BEGIN

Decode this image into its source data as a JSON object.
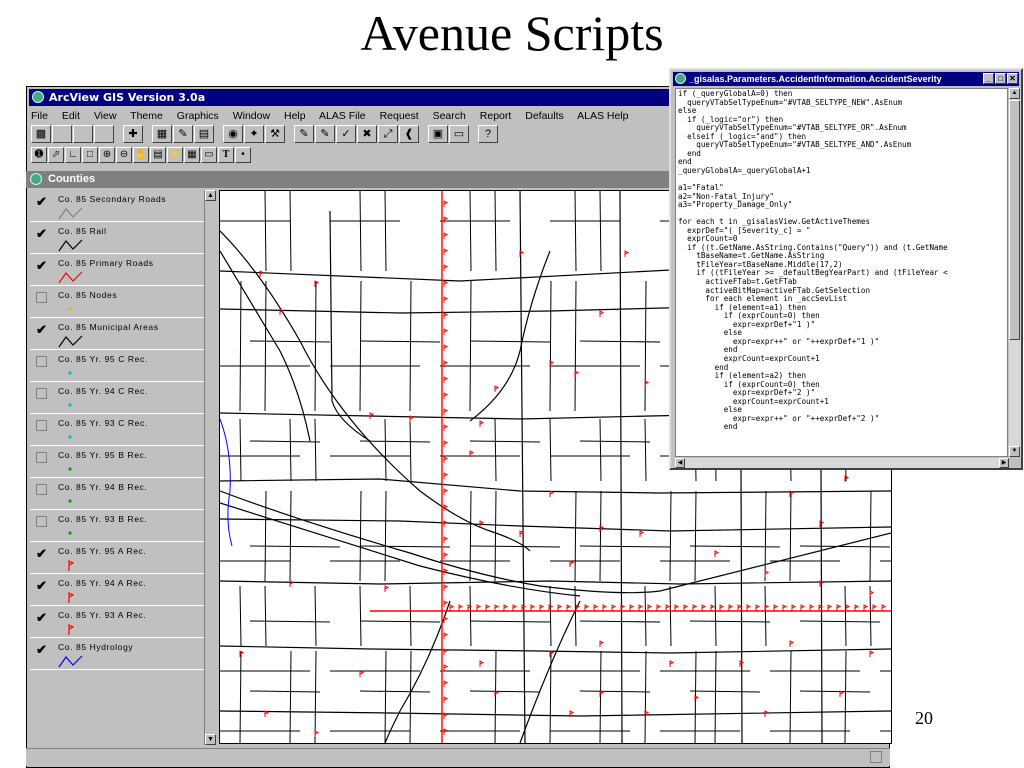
{
  "slide": {
    "title": "Avenue Scripts",
    "page_number": "20"
  },
  "arcview": {
    "title": "ArcView GIS Version 3.0a",
    "menu": [
      "File",
      "Edit",
      "View",
      "Theme",
      "Graphics",
      "Window",
      "Help",
      "ALAS File",
      "Request",
      "Search",
      "Report",
      "Defaults",
      "ALAS Help"
    ],
    "view_title": "Counties",
    "themes": [
      {
        "label": "Co. 85 Secondary Roads",
        "checked": true,
        "symbol": "line",
        "color": "#808080"
      },
      {
        "label": "Co. 85 Rail",
        "checked": true,
        "symbol": "line",
        "color": "#000000"
      },
      {
        "label": "Co. 85 Primary Roads",
        "checked": true,
        "symbol": "line",
        "color": "#ff0000"
      },
      {
        "label": "Co. 85 Nodes",
        "checked": false,
        "symbol": "dot",
        "color": "#d0c000"
      },
      {
        "label": "Co. 85 Municipal Areas",
        "checked": true,
        "symbol": "line",
        "color": "#000000"
      },
      {
        "label": "Co. 85 Yr. 95 C Rec.",
        "checked": false,
        "symbol": "dot",
        "color": "#00c0c0"
      },
      {
        "label": "Co. 85 Yr. 94 C Rec.",
        "checked": false,
        "symbol": "dot",
        "color": "#00c0c0"
      },
      {
        "label": "Co. 85 Yr. 93 C Rec.",
        "checked": false,
        "symbol": "dot",
        "color": "#00c0c0"
      },
      {
        "label": "Co. 85 Yr. 95 B Rec.",
        "checked": false,
        "symbol": "dot",
        "color": "#00a000"
      },
      {
        "label": "Co. 85 Yr. 94 B Rec.",
        "checked": false,
        "symbol": "dot",
        "color": "#00a000"
      },
      {
        "label": "Co. 85 Yr. 93 B Rec.",
        "checked": false,
        "symbol": "dot",
        "color": "#00a000"
      },
      {
        "label": "Co. 85 Yr. 95 A Rec.",
        "checked": true,
        "symbol": "flag",
        "color": "#ff0000"
      },
      {
        "label": "Co. 85 Yr. 94 A Rec.",
        "checked": true,
        "symbol": "flag",
        "color": "#ff0000"
      },
      {
        "label": "Co. 85 Yr. 93 A Rec.",
        "checked": true,
        "symbol": "flag",
        "color": "#ff0000"
      },
      {
        "label": "Co. 85 Hydrology",
        "checked": true,
        "symbol": "line",
        "color": "#0000ff"
      }
    ]
  },
  "script_window": {
    "title": "_gisalas.Parameters.AccidentInformation.AccidentSeverity",
    "code": "if (_queryGlobalA=0) then\n  queryVTabSelTypeEnum=\"#VTAB_SELTYPE_NEW\".AsEnum\nelse\n  if (_logic=\"or\") then\n    queryVTabSelTypeEnum=\"#VTAB_SELTYPE_OR\".AsEnum\n  elseif (_logic=\"and\") then\n    queryVTabSelTypeEnum=\"#VTAB_SELTYPE_AND\".AsEnum\n  end\nend\n_queryGlobalA=_queryGlobalA+1\n\na1=\"Fatal\"\na2=\"Non-Fatal_Injury\"\na3=\"Property_Damage_Only\"\n\nfor each t in _gisalasView.GetActiveThemes\n  exprDef=\"( [Severity_c] = \"\n  exprCount=0\n  if ((t.GetName.AsString.Contains(\"Query\")) and (t.GetName\n    tBaseName=t.GetName.AsString\n    tFileYear=tBaseName.Middle(17,2)\n    if ((tFileYear >= _defaultBegYearPart) and (tFileYear <\n      activeFTab=t.GetFTab\n      activeBitMap=activeFTab.GetSelection\n      for each element in _accSevList\n        if (element=a1) then\n          if (exprCount=0) then\n            expr=exprDef+\"1 )\"\n          else\n            expr=expr++\" or \"++exprDef+\"1 )\"\n          end\n          exprCount=exprCount+1\n        end\n        if (element=a2) then\n          if (exprCount=0) then\n            expr=exprDef+\"2 )\"\n            exprCount=exprCount+1\n          else\n            expr=expr++\" or \"++exprDef+\"2 )\"\n          end"
  }
}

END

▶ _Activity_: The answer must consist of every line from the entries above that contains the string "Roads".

▶ _The answer_:
        "label": "Co. 85 Secondary Roads",
        "label": "Co. 85 Primary Roads",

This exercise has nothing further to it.